   Needless to say, that the Korean peninsula issue is one of the key pillars of the US-Japan security alliance. Recently Premier Minister Abe was strong and stern supporter of ‘pressure’ and ‘sanctions’ against the DPRK. Both Abe and Trump had also reassured ‘maximal pressure’ against the Kim regime on their 18th April summit.

However, as DPRK seemingly changed and began to pursue a ‘peace’ initiative, the US-Japan relations began to swing and alliance turned adrift. President Trump was inclined to make a deal with Kim on the denuclearization issue. Pundits hint that Trump was more motivated for domestic reason to win the coming November election. Japan was stick and committed for strict verifications, or CVID principle, whilst President Trump began to accept gradualist approach on denuclearization that was promoted by China, Russia and South Korean President Moon Jae-in.

That was the reason why meeting of Abe with Trump took place on June 7, prior to Singapore summit five days later. Somewhat urgent setting and agenda of Premier Minister Abe was perhaps necessitated by the fact that Singapore Summit would like to be something more than a mere political show of two maverick politicians like Kim and Trump.

History showed that for a long time there always existed a gap between Washington and Tokyo over attitudes towards the DPRK. Tokyo was always cautious toward Kim regime, partly because Japan is more close to DPRK and directly influenced by geopolitical reasons, once Washington wanted to change their course to DPRK. Relaxation of the tensions on the Korean peninsula would raise even negative attitudes towards alliance with the US. Former US aid to President Bush Jr. Condoleezza Rice recalls in her book, that Japan had lobbied for tougher positions, when the US wanted to dismember terrorist status of the DPRK in 2008. 

Abe himself had specific reason for this tougher position: abduction issue. He had upgraded this issue as an official propaganda agenda against the DPRK, along with missile and nuclear programs. However, he failed to negotiate this issue with DPRK directly, and had to ask president Trump with some help. He had cautioned on ending the Korean War historically that would involve reassessment of whole set of security and diplomatic course. Thus Abe and Trump had to meet to shorten their gap before the Singapore summit and also reassure the abduction issue before Kim. Abe’s advice to Trump was not necessary negative, because Trump needed second opinion from the leader of the world second economic power. In fact, Abe even advised to choose Singapore as the meeting place, rather than Ulaanbaatar, as a model of Eurasian future. 

The past negotiations with DPRK show that cautious ponderation was basically wise enough. Still, it is also true that maverick innovation may open a new page of history, whatever their original intention may be. 

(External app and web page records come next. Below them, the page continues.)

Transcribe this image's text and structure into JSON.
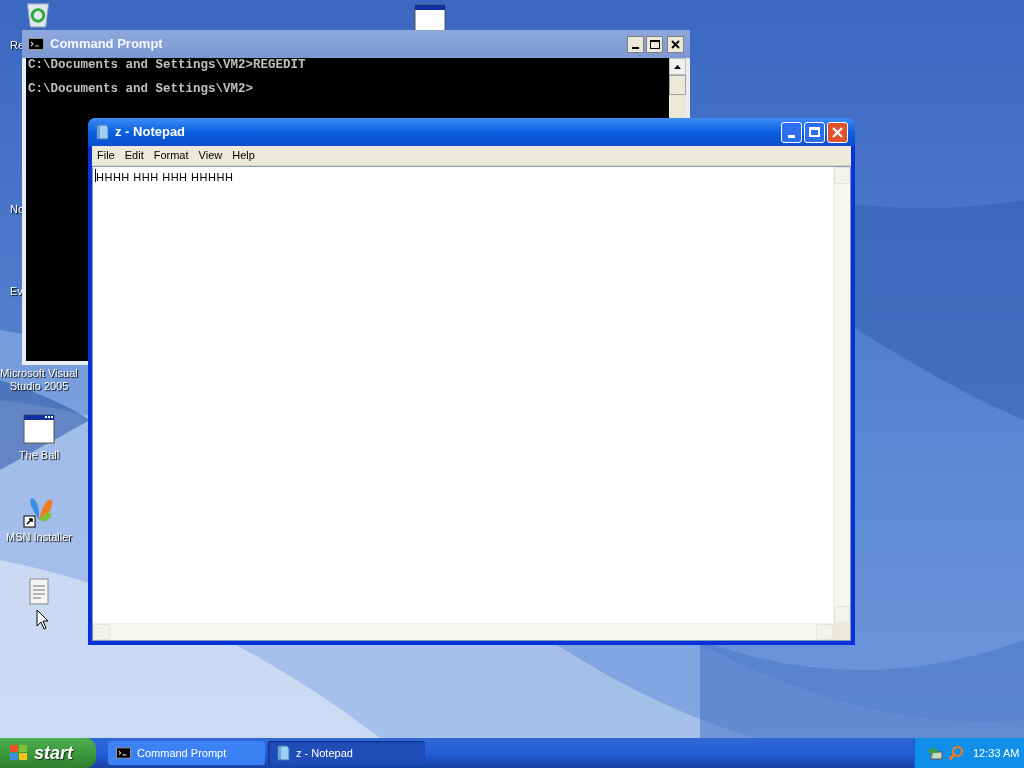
{
  "desktop_icons": [
    {
      "label": "Re",
      "kind": "recycle"
    },
    {
      "label": "No",
      "kind": "none"
    },
    {
      "label": "Ev",
      "kind": "none"
    },
    {
      "label": "Microsoft Visual Studio 2005",
      "kind": "none"
    },
    {
      "label": "The Ball",
      "kind": "app-window"
    },
    {
      "label": "MSN Installer",
      "kind": "butterfly"
    }
  ],
  "windows": [
    {
      "kind": "console",
      "title": "Command Prompt",
      "active": false,
      "lines": [
        "C:\\Documents and Settings\\VM2>REGEDIT",
        "C:\\Documents and Settings\\VM2>"
      ]
    },
    {
      "kind": "notepad",
      "title": "z - Notepad",
      "active": true,
      "menu": [
        "File",
        "Edit",
        "Format",
        "View",
        "Help"
      ],
      "text": "HHHH HHH HHH HHHHH"
    }
  ],
  "taskbar": {
    "start": "start",
    "buttons": [
      {
        "label": "Command Prompt",
        "kind": "console",
        "selected": false
      },
      {
        "label": "z - Notepad",
        "kind": "notepad",
        "selected": true
      }
    ],
    "clock": "12:33 AM"
  }
}
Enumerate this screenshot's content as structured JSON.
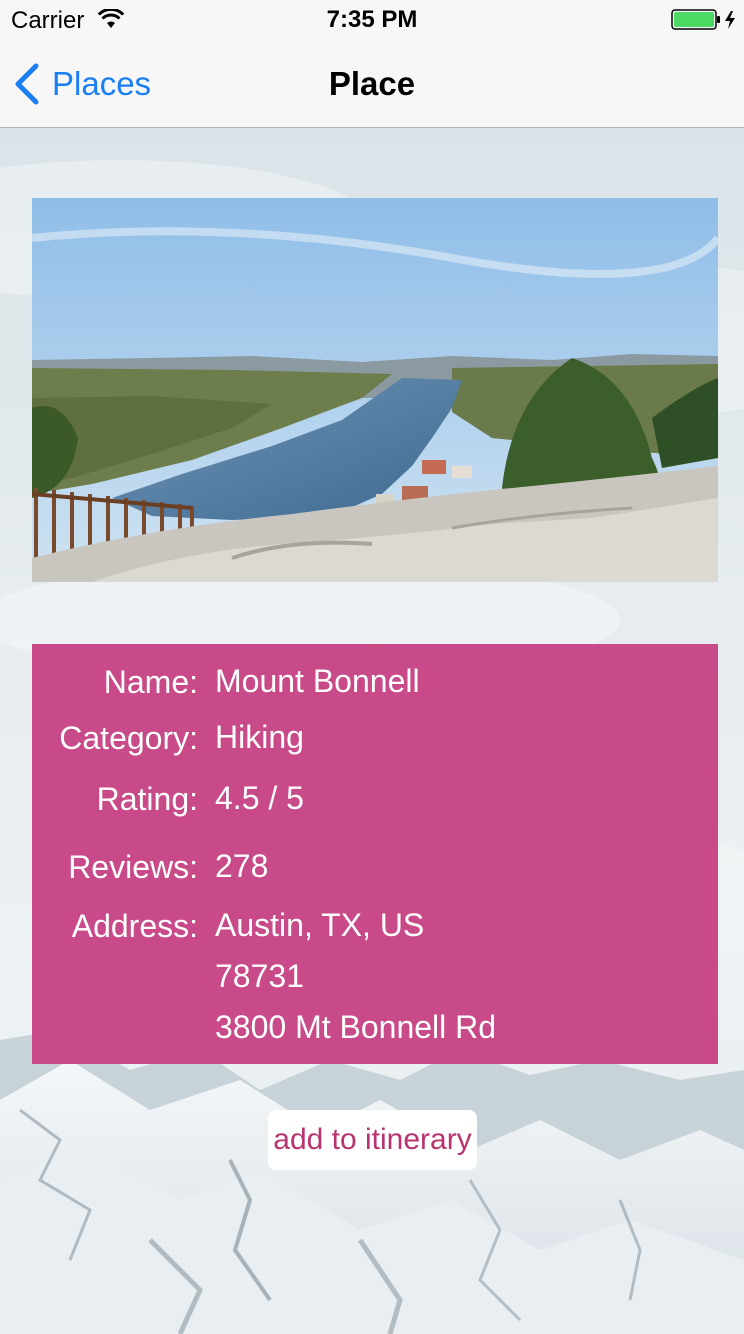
{
  "status_bar": {
    "carrier": "Carrier",
    "time": "7:35 PM",
    "battery_color": "#4cd964"
  },
  "nav": {
    "back_label": "Places",
    "title": "Place",
    "accent_color": "#1a7ef5"
  },
  "photo": {
    "subject": "aerial-river-valley"
  },
  "details": {
    "card_color": "#c94a88",
    "name": {
      "label": "Name:",
      "value": "Mount Bonnell"
    },
    "category": {
      "label": "Category:",
      "value": "Hiking"
    },
    "rating": {
      "label": "Rating:",
      "value": "4.5 / 5"
    },
    "reviews": {
      "label": "Reviews:",
      "value": "278"
    },
    "address": {
      "label": "Address:",
      "line1": "Austin, TX, US",
      "line2": "78731",
      "line3": "3800 Mt Bonnell Rd"
    }
  },
  "actions": {
    "add_to_itinerary": "add to itinerary"
  }
}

It is not true that both relation is one way. It was Abe who advised to go to Singapore according to Japanese governmental source. Tramp needed multidimensional advice from Shinzo on delicate Asian political maneuver.   

Views expressed are of individual Members and Contributors, rather than the Club's, unless explicitly stated otherwise.